It was also Budget Day, a $50 billion covid spending plan. Lots for housing and infrastructure, not much for direct support of beneficiaries or low income earners. But trades training and community education and $4b for health, bravo. Most of the hot takes I saw were, yay for this; grumble, grumble for that. What’s the old saying? If you piss everyone off equally you’ve got it about right?
Seven weeks this weirdness has continued, and soon it will be Level 2. I’ve been thinking a lot about what lockdown has meant.
Certainly it is history in the making and the end of many things. As the US and the UK have shown, the world really could do with looking elsewhere for leadership.
Here, budgets at local and central government level will change dramatically. Things won’t be the same.
On a personal level, it has been a period of creativity and productivity. It’s also given me a fairly good idea of how I want my future to be, and how lucky I am to be able to have some input and direction over how that future might turn out. I like the slower-ness. I like doing less, but with better focus. I like learning about new things, and with new teams. Change isn’t bad, or good, it just is.

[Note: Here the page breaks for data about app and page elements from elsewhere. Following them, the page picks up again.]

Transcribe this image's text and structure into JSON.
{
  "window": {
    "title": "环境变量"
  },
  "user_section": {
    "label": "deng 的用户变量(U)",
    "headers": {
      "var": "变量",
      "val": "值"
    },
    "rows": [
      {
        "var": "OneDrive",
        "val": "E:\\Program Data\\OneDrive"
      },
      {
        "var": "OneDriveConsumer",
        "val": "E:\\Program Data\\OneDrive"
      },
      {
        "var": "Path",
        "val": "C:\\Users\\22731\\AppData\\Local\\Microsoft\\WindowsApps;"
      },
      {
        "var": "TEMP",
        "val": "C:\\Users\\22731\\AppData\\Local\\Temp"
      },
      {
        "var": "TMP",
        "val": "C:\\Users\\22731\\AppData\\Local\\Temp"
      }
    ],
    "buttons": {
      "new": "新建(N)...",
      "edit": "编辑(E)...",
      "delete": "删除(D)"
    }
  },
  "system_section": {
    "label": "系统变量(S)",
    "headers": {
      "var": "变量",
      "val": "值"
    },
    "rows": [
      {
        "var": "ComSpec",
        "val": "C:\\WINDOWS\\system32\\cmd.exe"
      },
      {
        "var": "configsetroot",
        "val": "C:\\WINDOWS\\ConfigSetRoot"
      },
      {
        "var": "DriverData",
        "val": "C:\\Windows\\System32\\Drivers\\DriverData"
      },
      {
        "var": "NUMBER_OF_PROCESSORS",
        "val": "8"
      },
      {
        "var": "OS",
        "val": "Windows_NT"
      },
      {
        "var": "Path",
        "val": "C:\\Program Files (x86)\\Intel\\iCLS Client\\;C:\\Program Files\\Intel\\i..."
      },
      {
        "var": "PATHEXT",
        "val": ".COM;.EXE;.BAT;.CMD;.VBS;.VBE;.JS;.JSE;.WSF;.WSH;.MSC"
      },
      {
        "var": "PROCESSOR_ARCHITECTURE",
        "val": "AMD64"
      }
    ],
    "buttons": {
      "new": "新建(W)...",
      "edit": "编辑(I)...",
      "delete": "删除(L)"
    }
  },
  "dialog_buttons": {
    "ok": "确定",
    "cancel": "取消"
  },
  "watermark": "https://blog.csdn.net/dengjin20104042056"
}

A trip to the supermarket last night yielded ingredients for the Mother’s Day breakfast. Pancakes, bacon, banana, maple syrup, icing sugar, lemon … and it was good. Not quite as good as the birthday pancakes, probably because I didn’t have help this time …
Anyhoo, it was another lovely day and we went for a drive to take the dog for a walk. It was good, but the dog puked in the van on the way home. Yummy!
After that delightful task, came inside to find a a new mix of the song we have been working on waiting for me, and man, I am proud of it. In less than a month it’s gone from very raw to almost finished product. There’s still finesse work to do, but it’s got a great feel, and my bubblemate said it was ok – which is high praise indeed.
It was close to a day off. Bit of a sleep in to start, which was nice.
Went to Mitre 10. This was a regular pre-lockdown activity, and how it had changed.
Two doors, which used to be entry and exit, were now Surname A-M and P-Z. You were given a time to arrive. You lined up, showed your ID and got your item.
It was pretty efficient, but a bit weird. We picked up a small freezer. Moved it, unpacked and moved a chiller.
We took a side trip to the airport – all the planes were lined up on the tarmac, and of about 5 or 600 car parks, about 10 were occupied. It was surreal.
It used to be that almost every hour there’d be a plane over our place, now it’s a rarity. The regional maintenance facility is proposed to move to Christchurch. Air New Zealand have cut back their timetable by 80%. Some tough times ahead.
A cold and clear morning with snow on the Double and the Grampians and Mount Richmond, and a dusting near Motueka.
More work, delivered a couple of eps of a radio programme; more taking the ums out of videos; more music, more life.
Redid some tracks that I had been casually murdering. They’re now only half awful, maimed, you might say. Guitar break was great though!
THe track we’re working on is in triple time, 6/4, and it has this odd, rolling feel, where you can be perfectly in time, but at the same time feel hopelessly at sea. It’s weird and magic and wonderful and I can’t wait for it to see the light of day.